Er, comma—at least it seems like that"s what we"re seeing. And just like a comma breaks up a sentence, this structure called a breakwater interrupts the Pacific Ocean, punctuating waves with a crash before they can disturb this Bali beach. Whether its resemblance to a comma (or is that an apostrophe?) was intentional or not, it"s a fine visual for today"s syntactical celebration. That"s correct: It"s Grammar Day! (Note to hardline grammarians: We know punctuation—like a comma—isn"t exactly grammar, but we"re loosening the linguistical reins a bit in the generous spirit of Grammar Day. So put that red pen down, smarty-pants.)
Mar 3, 2021
Climb a tree for wild animals and plants
Today is World Wildlife Day, the annual United Nations celebration of the incredible diversity of our planet"s wild animals and plants. The theme of this year"s WWD is "Forests and Livelihoods: Sustaining People and Planet." Through a series of virtual events, and a panel at UN headquarters, UN representatives and partner wildlife groups will examine the links between the state of our planet"s forests and woodlands and efforts to preserve the millions of livelihoods that directly depend on them. A particular emphasis will be placed on the role of Indigenous peoples who still live and work in forested areas, how they"ve successfully managed their forest ecosystems for centuries, and what that can teach us about sustainability.
Mar 2, 2021
Fall for Chile
It"s nearly autumn in Chile, where signs of the season vary widely as one travels from the Atacama Desert in the north more than 2,600 miles south to the tip of Tierra del Fuego. Around halfway between these two extremes you can find Conguillío National Park and the volcano Llaima at Chile"s center. In March, at the start of the Southern Hemisphere"s autumn, the leaves of the deciduous forest begin to turn color and fall, and the native Chilean pine trees (Araucaria araucana) stand out even more strikingly.
Mar 1, 2021
Gazing upon Portraits of Change

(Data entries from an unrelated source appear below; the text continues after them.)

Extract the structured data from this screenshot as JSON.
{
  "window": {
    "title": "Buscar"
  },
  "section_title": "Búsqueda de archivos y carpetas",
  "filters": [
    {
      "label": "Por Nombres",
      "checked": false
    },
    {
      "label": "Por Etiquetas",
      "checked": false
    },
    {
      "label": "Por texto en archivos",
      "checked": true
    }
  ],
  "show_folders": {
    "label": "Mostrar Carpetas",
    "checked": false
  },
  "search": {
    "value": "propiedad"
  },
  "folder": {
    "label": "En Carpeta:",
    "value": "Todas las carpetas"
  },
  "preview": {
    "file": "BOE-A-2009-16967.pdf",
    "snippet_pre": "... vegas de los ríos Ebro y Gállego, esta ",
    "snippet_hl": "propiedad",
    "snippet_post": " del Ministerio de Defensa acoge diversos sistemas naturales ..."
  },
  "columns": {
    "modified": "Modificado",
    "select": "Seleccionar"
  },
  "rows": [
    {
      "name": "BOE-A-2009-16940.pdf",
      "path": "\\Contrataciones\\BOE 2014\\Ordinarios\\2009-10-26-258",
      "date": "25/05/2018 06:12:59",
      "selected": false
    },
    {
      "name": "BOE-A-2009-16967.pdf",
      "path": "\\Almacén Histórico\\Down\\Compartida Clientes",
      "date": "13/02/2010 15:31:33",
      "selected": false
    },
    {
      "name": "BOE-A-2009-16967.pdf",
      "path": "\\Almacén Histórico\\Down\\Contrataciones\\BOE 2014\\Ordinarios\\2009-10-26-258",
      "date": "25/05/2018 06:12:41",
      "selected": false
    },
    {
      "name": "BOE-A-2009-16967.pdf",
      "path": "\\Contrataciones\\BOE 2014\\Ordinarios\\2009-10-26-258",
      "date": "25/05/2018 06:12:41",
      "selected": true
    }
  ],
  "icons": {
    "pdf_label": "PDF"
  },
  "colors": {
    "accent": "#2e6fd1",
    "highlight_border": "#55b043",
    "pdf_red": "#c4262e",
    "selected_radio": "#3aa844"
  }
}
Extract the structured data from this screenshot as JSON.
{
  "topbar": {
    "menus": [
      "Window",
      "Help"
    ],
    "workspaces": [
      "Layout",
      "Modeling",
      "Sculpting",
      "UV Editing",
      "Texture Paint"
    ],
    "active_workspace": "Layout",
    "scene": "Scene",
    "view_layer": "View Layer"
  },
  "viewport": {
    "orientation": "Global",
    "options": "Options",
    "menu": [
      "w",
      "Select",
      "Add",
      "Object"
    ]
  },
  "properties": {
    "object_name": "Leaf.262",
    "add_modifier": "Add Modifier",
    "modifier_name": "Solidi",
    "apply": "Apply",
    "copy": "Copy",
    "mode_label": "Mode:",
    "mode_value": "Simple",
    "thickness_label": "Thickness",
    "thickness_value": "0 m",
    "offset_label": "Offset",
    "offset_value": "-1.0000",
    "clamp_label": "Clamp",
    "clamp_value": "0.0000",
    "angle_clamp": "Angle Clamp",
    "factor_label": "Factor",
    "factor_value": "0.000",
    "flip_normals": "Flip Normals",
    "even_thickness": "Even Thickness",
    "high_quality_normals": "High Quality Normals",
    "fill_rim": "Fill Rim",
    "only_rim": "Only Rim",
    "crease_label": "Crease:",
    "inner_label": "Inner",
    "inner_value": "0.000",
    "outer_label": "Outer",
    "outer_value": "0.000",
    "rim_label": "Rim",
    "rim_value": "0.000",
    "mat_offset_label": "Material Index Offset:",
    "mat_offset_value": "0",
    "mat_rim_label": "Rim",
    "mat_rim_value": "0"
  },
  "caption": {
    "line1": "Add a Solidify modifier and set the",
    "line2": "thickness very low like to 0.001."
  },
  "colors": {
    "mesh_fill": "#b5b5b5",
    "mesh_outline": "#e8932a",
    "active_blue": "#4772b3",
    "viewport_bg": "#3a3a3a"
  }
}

For the start of Women"s History Month, we"ve come to Union Station in Washington, DC, to view a mosaic of historical photographs of thousands of American women who fought to win voting rights. The ratification of the 19th Amendment, on August 18, 1920, finally secured the legal right of women to vote, but this mainly benefited white women. Despite heroic contributions to achieve suffrage, Black, Indigenous, and other women of color continued to face barriers to voting in the form of poll taxes, restrictive local laws, and hostile intimidation. This mosaic, called "Our Story: Portraits of Change," attempts to show a more complex history of the fight for American women"s right to vote.